### YOUR GOAL:
The number of lines holding "http" is all you should give; count them in the records below.

### DATA LISTING:
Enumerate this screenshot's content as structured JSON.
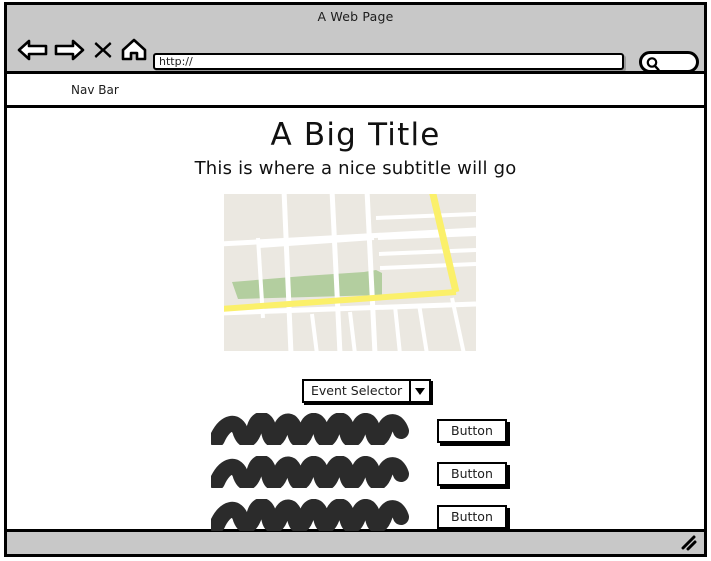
{
  "window": {
    "title": "A Web Page"
  },
  "toolbar": {
    "back_icon": "back-arrow-icon",
    "forward_icon": "forward-arrow-icon",
    "stop_icon": "close-x-icon",
    "home_icon": "home-icon",
    "url_value": "http://",
    "url_placeholder": "http://",
    "search_icon": "search-icon",
    "search_value": ""
  },
  "nav": {
    "label": "Nav Bar"
  },
  "main": {
    "title": "A Big Title",
    "subtitle": "This is where a nice subtitle will go"
  },
  "map": {
    "name": "map-widget",
    "background_color": "#ebe8e1",
    "street_color": "#ffffff",
    "highway_color": "#fbf06a",
    "park_color": "#b3ce9f"
  },
  "event_selector": {
    "value": "Event Selector",
    "arrow_icon": "chevron-down-icon"
  },
  "rows": [
    {
      "scribble": "scribble-placeholder",
      "button_label": "Button"
    },
    {
      "scribble": "scribble-placeholder",
      "button_label": "Button"
    },
    {
      "scribble": "scribble-placeholder",
      "button_label": "Button"
    }
  ],
  "footer": {
    "resize_icon": "resize-grip-icon"
  },
  "colors": {
    "chrome": "#c8c8c8",
    "ink": "#000000",
    "scribble": "#2b2b2b",
    "page": "#ffffff"
  }
}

### ANSWER:
2